Sport: Slalom Racing
Years Active: 1951-1966
Home Base: Geneva, Switzerland
- Silver Medal in K-1 1955 World Championships
- Established sportsmanship through international exchange and instruction
- Popularized the turning draw stroke now known as the “Duffek”
- First racer to introduce flatwater training techniques to whitewater
- Qualified for 1948 Olympic Games in K2 1000 meter event, but Communist party refused to allow him to compete.
- 27th place K-1 Slalom 1953 World Championships
- 4th place K-1 Slalom 1959 World Championships
Milo Duffek was one of the first paddlers to escape communist Czechoslovakia for the west, setting the pattern of frequent international migration that is central to the paddlesport community. Historian Bill Endicott writes: “Duffek never won a gold medal. In Merano Italy at the Worlds he won something even more precious: His Freedom.”
Duffek’s daring defection happened during the 1953 World Championships in Merano, Italy…. His trip from communist Czechoslovakia was heavily guarded.

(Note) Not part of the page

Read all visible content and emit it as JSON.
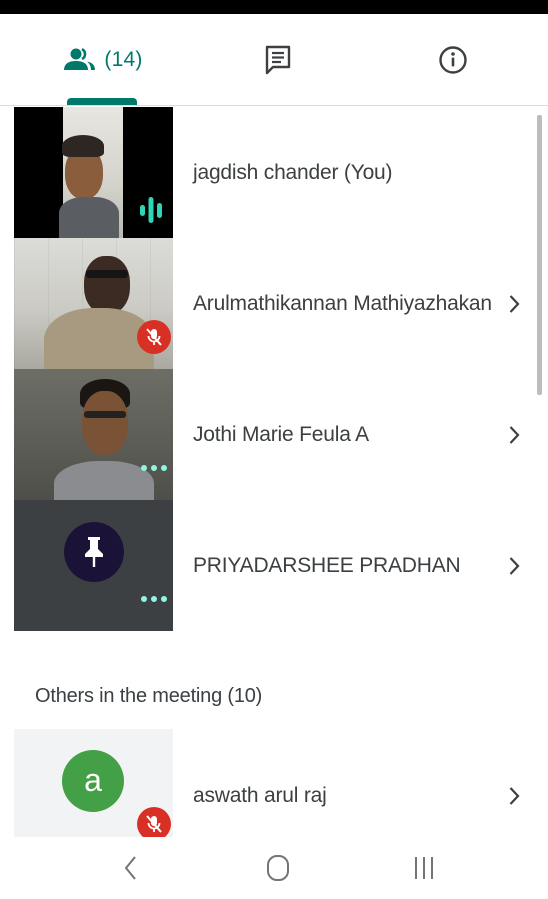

Endicott describes the event: “He was the favorite to win, but if he had won he would have been the center of attention. So he had to deliberately throw the race, deliberately miss a gate so the attention would be diverted from him that evening.”
Milo’s guard got drunk in the festivities that followed the Worlds, and Milo escaped with the help of the Swiss team. He had traded his chance to be World Champion for a new life and freedom. From his new home in Switzerland, Duffek shared his paddling expertise with a fast-growing audience in many countries, including teaching the roll, surfing, and even eddy turns to an unfamiliar audience in the US.
Clinics he taught overseas helped establish many other centers of whitewater sport, and established a pattern of international exchange in paddling.